This is a film that stages itself in non-linear narratives, in severe, clinical long takes, in metaphorical observations, and even extended sequences of Shakespearean re-enactment–a film whose aesthetics may be intensely controlled and yet whose narrative is sprawling with meanings and readings.
I Was at Home, But… works as a mood piece in the truest sense of the term: once you stop trying to logically assemble the narrative and submit instead to its clashing, enveloping currents of feeling, they form a persuasive story of their own.
The filmmakers that Schanelec draws on for inspiration are all masters of one kind of economy or another. The problem is that Schanelec herself is not. Despite its austere, theory-heavy minimalism, I Was At Home, But… is lopsided and lumpy, filled with longueurs in which the brain begins to check out.
In I Was at Home, but…, the German director Angela Schanelec seems to have taken her ideas and stashed them deep in a private vault. Every so often, though, she cracks open this movie — with a line, an image, a snatch of a song — offering you fugitive glimpses of an intensely personal world.
It's an uncompromising, sophisticated, multi-layered work of art which demands to be met at least halfway.

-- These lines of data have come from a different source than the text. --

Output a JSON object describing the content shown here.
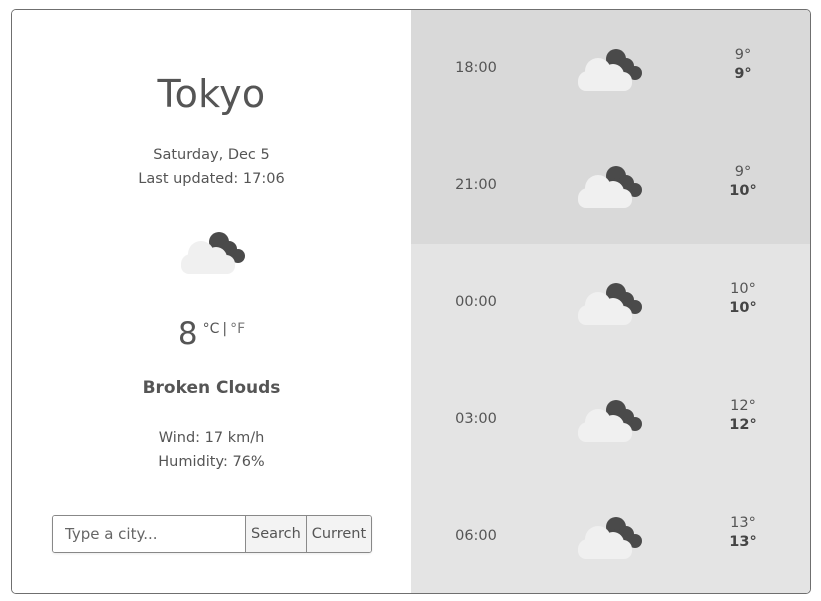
{
  "current": {
    "city": "Tokyo",
    "date": "Saturday, Dec 5",
    "last_updated": "Last updated: 17:06",
    "icon": "broken-clouds-icon",
    "temperature": "8",
    "unit_celsius": "°C",
    "unit_separator": "|",
    "unit_fahrenheit": "°F",
    "description": "Broken Clouds",
    "wind": "Wind: 17 km/h",
    "humidity": "Humidity: 76%"
  },
  "search": {
    "placeholder": "Type a city...",
    "value": "",
    "search_label": "Search",
    "current_label": "Current"
  },
  "forecast": [
    {
      "time": "18:00",
      "icon": "broken-clouds-icon",
      "temp_min": "9°",
      "temp_max": "9°"
    },
    {
      "time": "21:00",
      "icon": "broken-clouds-icon",
      "temp_min": "9°",
      "temp_max": "10°"
    },
    {
      "time": "00:00",
      "icon": "broken-clouds-icon",
      "temp_min": "10°",
      "temp_max": "10°"
    },
    {
      "time": "03:00",
      "icon": "broken-clouds-icon",
      "temp_min": "12°",
      "temp_max": "12°"
    },
    {
      "time": "06:00",
      "icon": "broken-clouds-icon",
      "temp_min": "13°",
      "temp_max": "13°"
    }
  ],
  "colors": {
    "text": "#555555",
    "forecast_today_bg": "#d9d9d9",
    "forecast_next_day_bg": "#e4e4e4",
    "cloud_dark": "#4a4a4a",
    "cloud_light": "#f0f0f0",
    "border": "#6f6f6f"
  }
}
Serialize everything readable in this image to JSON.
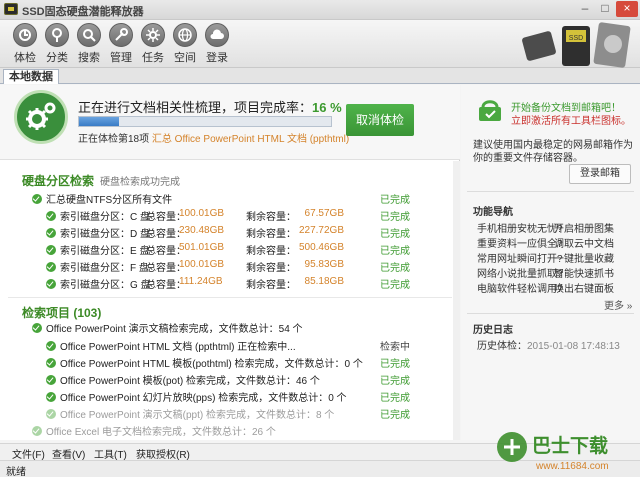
{
  "window": {
    "title": "SSD固态硬盘潜能释放器",
    "controls": [
      "–",
      "□",
      "×"
    ]
  },
  "toolbar": {
    "items": [
      {
        "label": "体检",
        "icon": "checkup-icon"
      },
      {
        "label": "分类",
        "icon": "pin-icon"
      },
      {
        "label": "搜索",
        "icon": "search-icon"
      },
      {
        "label": "管理",
        "icon": "tools-icon"
      },
      {
        "label": "任务",
        "icon": "gear-icon"
      },
      {
        "label": "空间",
        "icon": "globe-icon"
      },
      {
        "label": "登录",
        "icon": "cloud-icon"
      }
    ],
    "art_text": "SSD"
  },
  "tabs": {
    "local": "本地数据"
  },
  "progress": {
    "title_prefix": "正在进行文档相关性梳理，项目完成率：",
    "percent_text": "16 %",
    "percent": 16,
    "sub_prefix": "正在体检第18项",
    "sub_file": "汇总 Office PowerPoint HTML 文档 (ppthtml)",
    "cancel": "取消体检"
  },
  "partition": {
    "title": "硬盘分区检索",
    "subtitle": "硬盘检索成功完成",
    "summary": {
      "label": "汇总硬盘NTFS分区所有文件",
      "status": "已完成"
    },
    "rows": [
      {
        "name": "索引磁盘分区：C 盘",
        "total_label": "总容量：",
        "total": "100.01GB",
        "free_label": "剩余容量：",
        "free": "67.57GB",
        "status": "已完成"
      },
      {
        "name": "索引磁盘分区：D 盘",
        "total_label": "总容量：",
        "total": "230.48GB",
        "free_label": "剩余容量：",
        "free": "227.72GB",
        "status": "已完成"
      },
      {
        "name": "索引磁盘分区：E 盘",
        "total_label": "总容量：",
        "total": "501.01GB",
        "free_label": "剩余容量：",
        "free": "500.46GB",
        "status": "已完成"
      },
      {
        "name": "索引磁盘分区：F 盘",
        "total_label": "总容量：",
        "total": "100.01GB",
        "free_label": "剩余容量：",
        "free": "95.83GB",
        "status": "已完成"
      },
      {
        "name": "索引磁盘分区：G 盘",
        "total_label": "总容量：",
        "total": "111.24GB",
        "free_label": "剩余容量：",
        "free": "85.18GB",
        "status": "已完成"
      }
    ]
  },
  "search_items": {
    "title": "检索项目 (103)",
    "group": "Office PowerPoint 演示文稿检索完成，文件数总计：54 个",
    "rows": [
      {
        "text": "Office PowerPoint HTML 文档 (ppthtml) 正在检索中...",
        "status": "检索中"
      },
      {
        "text": "Office PowerPoint HTML 模板(pothtml) 检索完成，文件数总计：0 个",
        "status": "已完成"
      },
      {
        "text": "Office PowerPoint 模板(pot) 检索完成，文件数总计：46 个",
        "status": "已完成"
      },
      {
        "text": "Office PowerPoint 幻灯片放映(pps) 检索完成，文件数总计：0 个",
        "status": "已完成"
      },
      {
        "text": "Office PowerPoint 演示文稿(ppt) 检索完成，文件数总计：8 个",
        "status": "已完成"
      }
    ],
    "cut_row": "Office Excel 电子文档检索完成，文件数总计：26 个"
  },
  "sidebar": {
    "ad_line1": "开始备份文档到邮箱吧！",
    "ad_line2": "立即激活所有工具栏图标。",
    "desc": "建议使用国内最稳定的网易邮箱作为你的重要文件存储容器。",
    "login": "登录邮箱",
    "nav_title": "功能导航",
    "nav": [
      [
        "手机相册安枕无忧?",
        "开启相册图集"
      ],
      [
        "重要资料一应俱全?",
        "调取云中文档"
      ],
      [
        "常用网址瞬间打开?",
        "一键批量收藏"
      ],
      [
        "网络小说批量抓取?",
        "智能快速抓书"
      ],
      [
        "电脑软件轻松调用?",
        "唤出右键面板"
      ]
    ],
    "more": "更多 »",
    "history_title": "历史日志",
    "history_label": "历史体检：",
    "history_time": "2015-01-08 17:48:13"
  },
  "menu": [
    "文件(F)",
    "查看(V)",
    "工具(T)",
    "获取授权(R)"
  ],
  "status": "就绪",
  "watermark": {
    "brand": "巴士下载",
    "url": "www.11684.com"
  },
  "colors": {
    "accent_green": "#3c9a2f",
    "orange": "#d4832b",
    "red": "#c9302c",
    "bar": "#3a7cc6"
  }
}
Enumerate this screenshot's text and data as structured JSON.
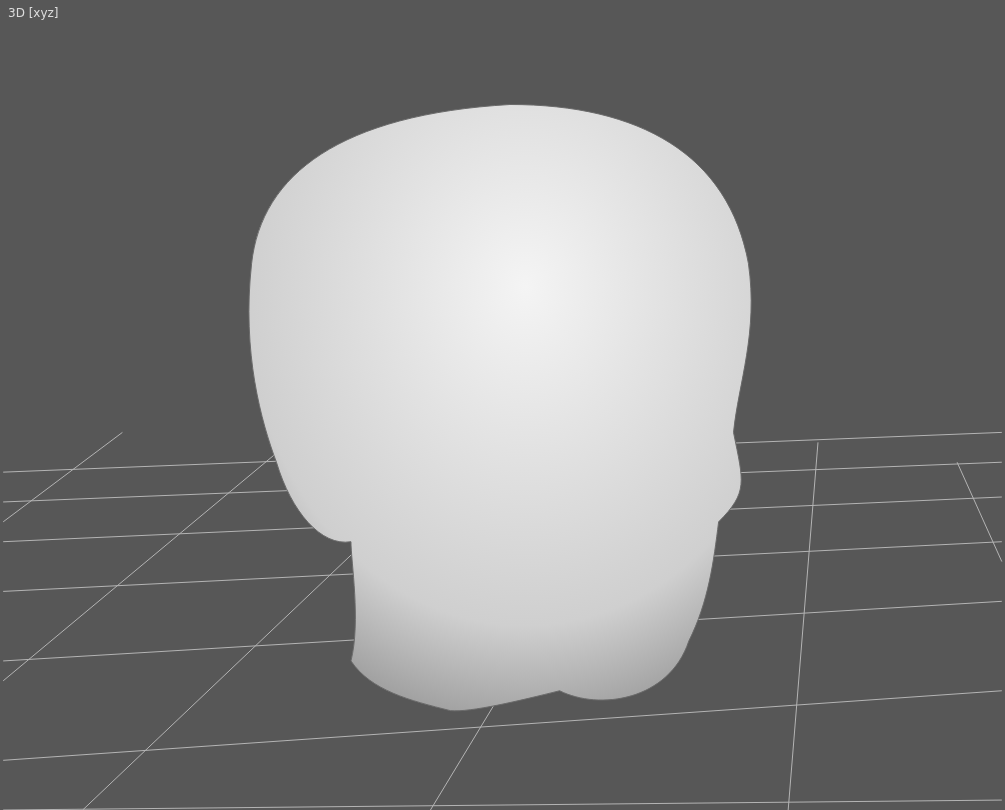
{
  "viewport": {
    "label": "3D [xyz]"
  }
}
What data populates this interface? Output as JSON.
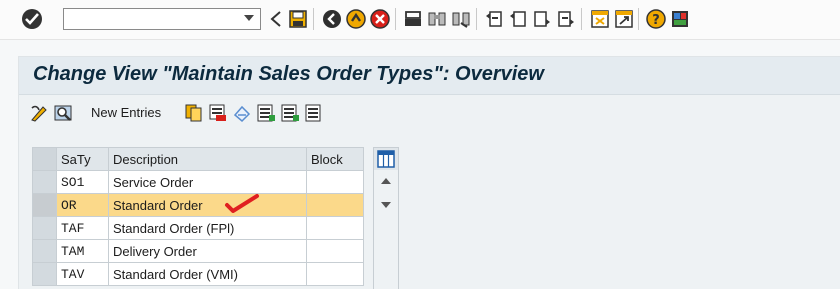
{
  "toolbar": {
    "command_field": {
      "value": "",
      "placeholder": ""
    },
    "icons": [
      "enter-icon",
      "back-icon",
      "save-icon",
      "back-nav-icon",
      "exit-icon",
      "cancel-icon",
      "print-icon",
      "find-icon",
      "find-next-icon",
      "first-page-icon",
      "previous-page-icon",
      "next-page-icon",
      "last-page-icon",
      "create-session-icon",
      "shortcut-icon",
      "help-icon",
      "customize-layout-icon"
    ]
  },
  "screen": {
    "title": "Change View \"Maintain Sales Order Types\": Overview"
  },
  "app_toolbar": {
    "new_entries_label": "New Entries",
    "icons": [
      "display-change-icon",
      "other-view-icon",
      "copy-as-icon",
      "delete-icon",
      "undo-change-icon",
      "select-all-icon",
      "select-block-icon",
      "deselect-all-icon"
    ]
  },
  "table": {
    "columns": [
      "SaTy",
      "Description",
      "Block"
    ],
    "rows": [
      {
        "code": "SO1",
        "description": "Service Order",
        "block": "",
        "highlighted": false
      },
      {
        "code": "OR",
        "description": "Standard Order",
        "block": "",
        "highlighted": true
      },
      {
        "code": "TAF",
        "description": "Standard Order (FPl)",
        "block": "",
        "highlighted": false
      },
      {
        "code": "TAM",
        "description": "Delivery Order",
        "block": "",
        "highlighted": false
      },
      {
        "code": "TAV",
        "description": "Standard Order (VMI)",
        "block": "",
        "highlighted": false
      }
    ]
  },
  "colors": {
    "highlight_row": "#fbd98a",
    "title_text": "#0c2a3e",
    "annotation_check": "#e02020"
  }
}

The movie is not without interest, but I found it mannered, derivative and opaque.
The emotional repression and intellectual stiffness that suffuse Angela Schanelec’s melancholy new drama are as much a matter of style as of substance.
What’s both intriguing and enraging about the film is the fact that it so defiantly rejects the language of cinematic storytelling; this is a film which is intended to upend audience expectations.